The rest of this article is only available to active members of Questia

Already a member? Log in now.

Notes for this article

Add a new note
If you are trying to select text to create highlights or citations, remember that you must now click or tap on the first word, and then click or tap on the last word.
One moment ...
Default project is now your active project.
Project items

Items saved from this article

This article has been saved
Highlights (0)
Some of your highlights are legacy items.

Highlights saved before July 30, 2012 will not be displayed on their respective source pages.

You can easily re-create the highlights by opening the book page or article, selecting the text, and clicking “Highlight.”

Citations (0)
Some of your citations are legacy items.

Any citation created before July 30, 2012 will labeled as a “Cited page.” New citations will be saved as cited passages, pages or articles.

We also added the ability to view new citations from your projects or the book or article where you created them.

Notes (0)
Bookmarks (0)

You have no saved items from this article

Project items include:
  • Saved book/article
  • Highlights
  • Quotes/citations
  • Notes
  • Bookmarks
Notes
Cite this article

Cited article

Style
Citations are available only to our active members.
Buy instant access to cite pages or passages in MLA, APA and Chicago citation styles.

(Einhorn, 1992, p. 25)

(Einhorn 25)

1. Lois J. Einhorn, Abraham Lincoln, the Orator: Penetrating the Lincoln Legend (Westport, CT: Greenwood Press, 1992), 25, http://www.questia.com/read/27419298.

Cited article

Israeli Feminism
Settings

Settings

Typeface
Text size Smaller Larger Reset View mode
Search within

Search within this article

Look up

Look up a word

  • Dictionary
  • Thesaurus
Please submit a word or phrase above.
Print this page

Print this page

Why can't I print more than one page at a time?

Help
Full screen

matching results for page

    Questia reader help

    How to highlight and cite specific passages

    1. Click or tap the first word you want to select.
    2. Click or tap the last word you want to select, and you’ll see everything in between get selected.
    3. You’ll then get a menu of options like creating a highlight or a citation from that passage of text.

    OK, got it!

    Cited passage

    Style
    Citations are available only to our active members.
    Buy instant access to cite pages or passages in MLA, APA and Chicago citation styles.

    "Portraying himself as an honest, ordinary person helped Lincoln identify with his audiences." (Einhorn, 1992, p. 25).

    "Portraying himself as an honest, ordinary person helped Lincoln identify with his audiences." (Einhorn 25)

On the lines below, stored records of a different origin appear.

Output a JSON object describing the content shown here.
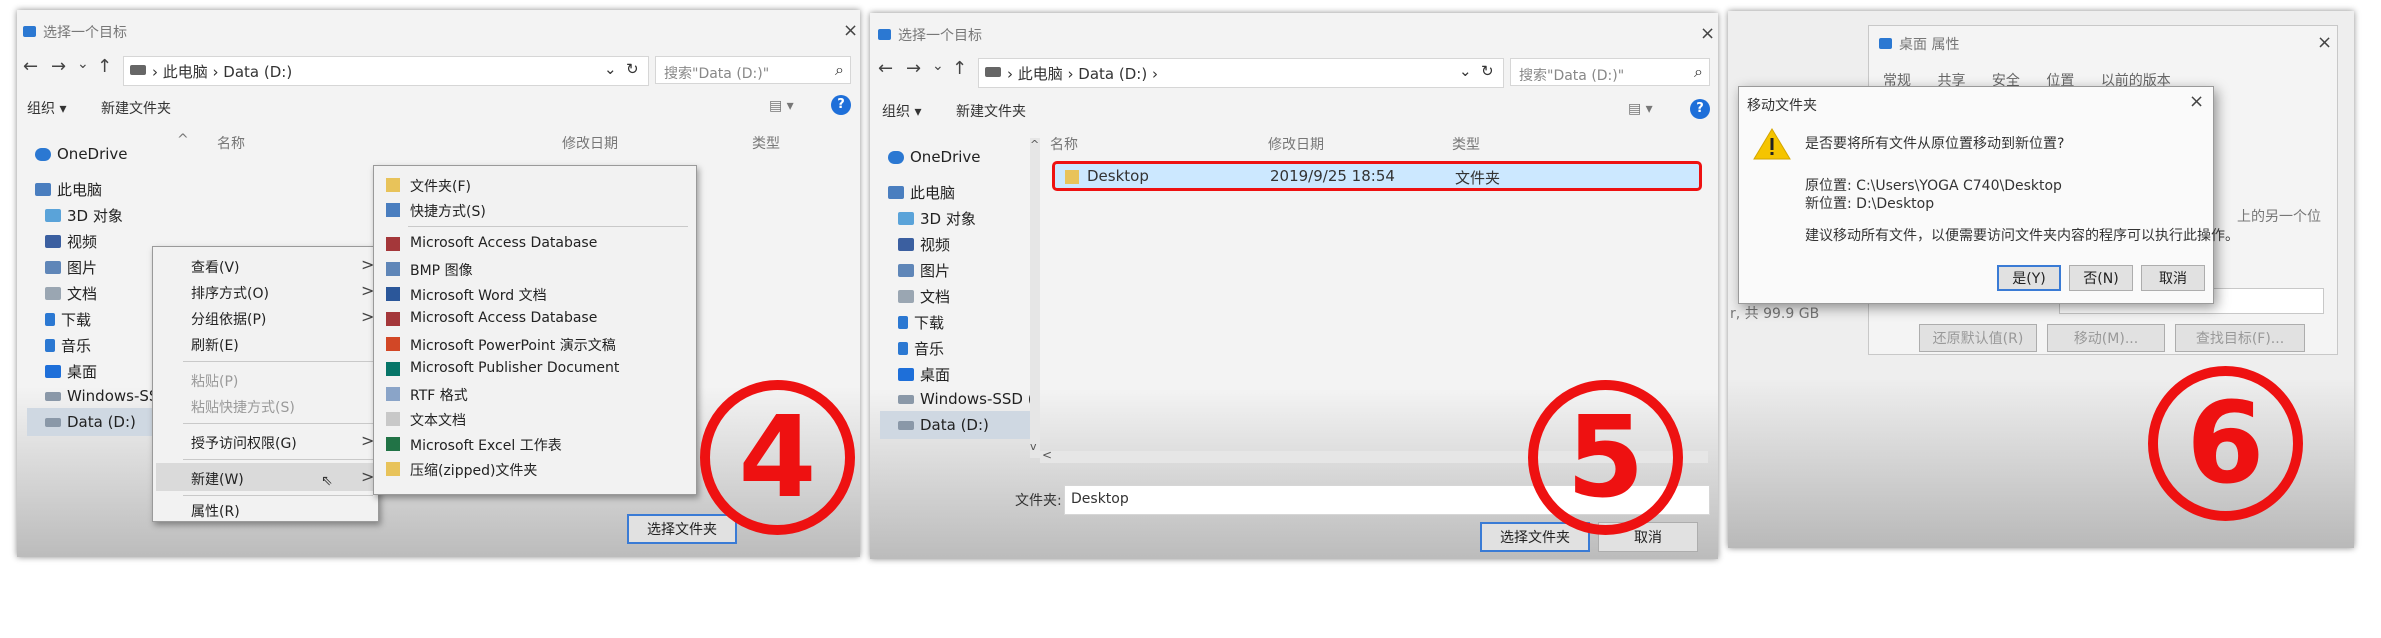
{
  "panel1": {
    "title": "选择一个目标",
    "close": "×",
    "nav": {
      "back": "←",
      "forward": "→",
      "down": "⌄",
      "up": "↑",
      "path": "› 此电脑 › Data (D:)",
      "dropdown": "⌄",
      "refresh": "↻"
    },
    "search_placeholder": "搜索\"Data (D:)\"",
    "search_icon": "⌕",
    "toolbar": {
      "organize": "组织 ▾",
      "new_folder": "新建文件夹",
      "view": "▤ ▾",
      "help": "?"
    },
    "columns": {
      "name": "名称",
      "date": "修改日期",
      "type": "类型"
    },
    "sidebar": [
      "OneDrive",
      "此电脑",
      "3D 对象",
      "视频",
      "图片",
      "文档",
      "下载",
      "音乐",
      "桌面",
      "Windows-SS",
      "Data (D:)"
    ],
    "context_menu": [
      {
        "label": "查看(V)",
        "arrow": ">"
      },
      {
        "label": "排序方式(O)",
        "arrow": ">"
      },
      {
        "label": "分组依据(P)",
        "arrow": ">"
      },
      {
        "label": "刷新(E)",
        "arrow": ""
      },
      {
        "label": "粘贴(P)",
        "arrow": ""
      },
      {
        "label": "粘贴快捷方式(S)",
        "arrow": ""
      },
      {
        "label": "授予访问权限(G)",
        "arrow": ">"
      },
      {
        "label": "新建(W)",
        "arrow": ">"
      },
      {
        "label": "属性(R)",
        "arrow": ""
      }
    ],
    "submenu": [
      "文件夹(F)",
      "快捷方式(S)",
      "Microsoft Access Database",
      "BMP 图像",
      "Microsoft Word 文档",
      "Microsoft Access Database",
      "Microsoft PowerPoint 演示文稿",
      "Microsoft Publisher Document",
      "RTF 格式",
      "文本文档",
      "Microsoft Excel 工作表",
      "压缩(zipped)文件夹"
    ],
    "select_button": "选择文件夹",
    "step": "4"
  },
  "panel2": {
    "title": "选择一个目标",
    "close": "×",
    "nav": {
      "back": "←",
      "forward": "→",
      "down": "⌄",
      "up": "↑",
      "path": "› 此电脑 › Data (D:) ›",
      "dropdown": "⌄",
      "refresh": "↻"
    },
    "search_placeholder": "搜索\"Data (D:)\"",
    "search_icon": "⌕",
    "toolbar": {
      "organize": "组织 ▾",
      "new_folder": "新建文件夹",
      "view": "▤ ▾",
      "help": "?"
    },
    "columns": {
      "name": "名称",
      "date": "修改日期",
      "type": "类型"
    },
    "sidebar": [
      "OneDrive",
      "此电脑",
      "3D 对象",
      "视频",
      "图片",
      "文档",
      "下载",
      "音乐",
      "桌面",
      "Windows-SSD (",
      "Data (D:)"
    ],
    "file": {
      "name": "Desktop",
      "date": "2019/9/25 18:54",
      "type": "文件夹"
    },
    "folder_label": "文件夹:",
    "folder_value": "Desktop",
    "select_button": "选择文件夹",
    "cancel_button": "取消",
    "step": "5"
  },
  "panel3": {
    "bg_title": "桌面 属性",
    "bg_close": "×",
    "bg_tabs": [
      "常规",
      "共享",
      "安全",
      "位置",
      "以前的版本"
    ],
    "bg_side_text": "上的另一个位",
    "bg_buttons": [
      "还原默认值(R)",
      "移动(M)...",
      "查找目标(F)..."
    ],
    "bg_left_text": "r, 共 99.9 GB",
    "dialog": {
      "title": "移动文件夹",
      "close": "×",
      "question": "是否要将所有文件从原位置移动到新位置?",
      "source": "原位置: C:\\Users\\YOGA C740\\Desktop",
      "target": "新位置: D:\\Desktop",
      "advice": "建议移动所有文件，以便需要访问文件夹内容的程序可以执行此操作。",
      "yes": "是(Y)",
      "no": "否(N)",
      "cancel": "取消"
    },
    "step": "6"
  },
  "colors": {
    "annotation_red": "#ee1111",
    "selection_blue": "#cce8ff",
    "warning_yellow": "#f5c400",
    "accent_blue": "#1e6fd9"
  }
}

    "Portraying himself as an honest, ordinary person helped Lincoln identify with his audiences."1

    1. Lois J. Einhorn, Abraham Lincoln, the Orator: Penetrating the Lincoln Legend (Westport, CT: Greenwood Press, 1992), 25, http://www.questia.com/read/27419298.

    Cited passage

    Thanks for trying Questia!

    Please continue trying out our research tools, but please note, full functionality is available only to our active members.

    Your work will be lost once you leave this Web page.

    Buy instant access to save your work.

    Already a member? Log in now.

    Oops!

    An unknown error has occurred. Please click the button below to reload the page. If the problem persists, please try again in a little while.